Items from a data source
────
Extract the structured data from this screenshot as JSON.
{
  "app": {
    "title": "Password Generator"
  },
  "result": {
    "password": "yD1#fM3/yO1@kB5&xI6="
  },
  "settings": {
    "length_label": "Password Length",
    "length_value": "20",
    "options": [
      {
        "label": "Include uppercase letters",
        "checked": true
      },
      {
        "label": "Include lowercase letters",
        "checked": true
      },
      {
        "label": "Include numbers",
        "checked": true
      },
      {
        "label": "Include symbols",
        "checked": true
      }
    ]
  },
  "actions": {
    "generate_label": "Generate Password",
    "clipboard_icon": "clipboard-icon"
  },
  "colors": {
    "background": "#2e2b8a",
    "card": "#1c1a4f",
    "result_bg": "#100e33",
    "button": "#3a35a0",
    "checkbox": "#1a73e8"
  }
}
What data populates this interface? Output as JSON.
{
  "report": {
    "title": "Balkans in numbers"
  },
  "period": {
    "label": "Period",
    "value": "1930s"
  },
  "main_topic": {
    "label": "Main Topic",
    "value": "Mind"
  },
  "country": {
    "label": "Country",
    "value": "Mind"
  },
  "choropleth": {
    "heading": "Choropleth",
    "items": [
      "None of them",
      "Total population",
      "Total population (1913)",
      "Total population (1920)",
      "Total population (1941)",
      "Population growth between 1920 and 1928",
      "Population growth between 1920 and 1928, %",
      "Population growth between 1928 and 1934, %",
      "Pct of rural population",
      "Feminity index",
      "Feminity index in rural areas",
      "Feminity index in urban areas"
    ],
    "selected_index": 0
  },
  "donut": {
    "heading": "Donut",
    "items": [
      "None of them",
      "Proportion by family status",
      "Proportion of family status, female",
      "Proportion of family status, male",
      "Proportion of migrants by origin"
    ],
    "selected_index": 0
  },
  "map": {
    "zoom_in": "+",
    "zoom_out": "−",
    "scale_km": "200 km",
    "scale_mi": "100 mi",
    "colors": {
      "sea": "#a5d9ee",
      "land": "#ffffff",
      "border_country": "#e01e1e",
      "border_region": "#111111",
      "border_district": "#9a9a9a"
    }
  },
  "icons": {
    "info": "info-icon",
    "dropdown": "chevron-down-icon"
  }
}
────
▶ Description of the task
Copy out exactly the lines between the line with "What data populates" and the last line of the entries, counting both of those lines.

▶ Your solution
What data populates this interface? Output as JSON.
{
  "report": {
    "title": "Balkans in numbers"
  },
  "period": {
    "label": "Period",
    "value": "1930s"
  },
  "main_topic": {
    "label": "Main Topic",
    "value": "Mind"
  },
  "country": {
    "label": "Country",
    "value": "Mind"
  },
  "choropleth": {
    "heading": "Choropleth",
    "items": [
      "None of them",
      "Total population",
      "Total population (1913)",
      "Total population (1920)",
      "Total population (1941)",
      "Population growth between 1920 and 1928",
      "Population growth between 1920 and 1928, %",
      "Population growth between 1928 and 1934, %",
      "Pct of rural population",
      "Feminity index",
      "Feminity index in rural areas",
      "Feminity index in urban areas"
    ],
    "selected_index": 0
  },
  "donut": {
    "heading": "Donut",
    "items": [
      "None of them",
      "Proportion by family status",
      "Proportion of family status, female",
      "Proportion of family status, male",
      "Proportion of migrants by origin"
    ],
    "selected_index": 0
  },
  "map": {
    "zoom_in": "+",
    "zoom_out": "−",
    "scale_km": "200 km",
    "scale_mi": "100 mi",
    "colors": {
      "sea": "#a5d9ee",
      "land": "#ffffff",
      "border_country": "#e01e1e",
      "border_region": "#111111",
      "border_district": "#9a9a9a"
    }
  },
  "icons": {
    "info": "info-icon",
    "dropdown": "chevron-down-icon"
  }
}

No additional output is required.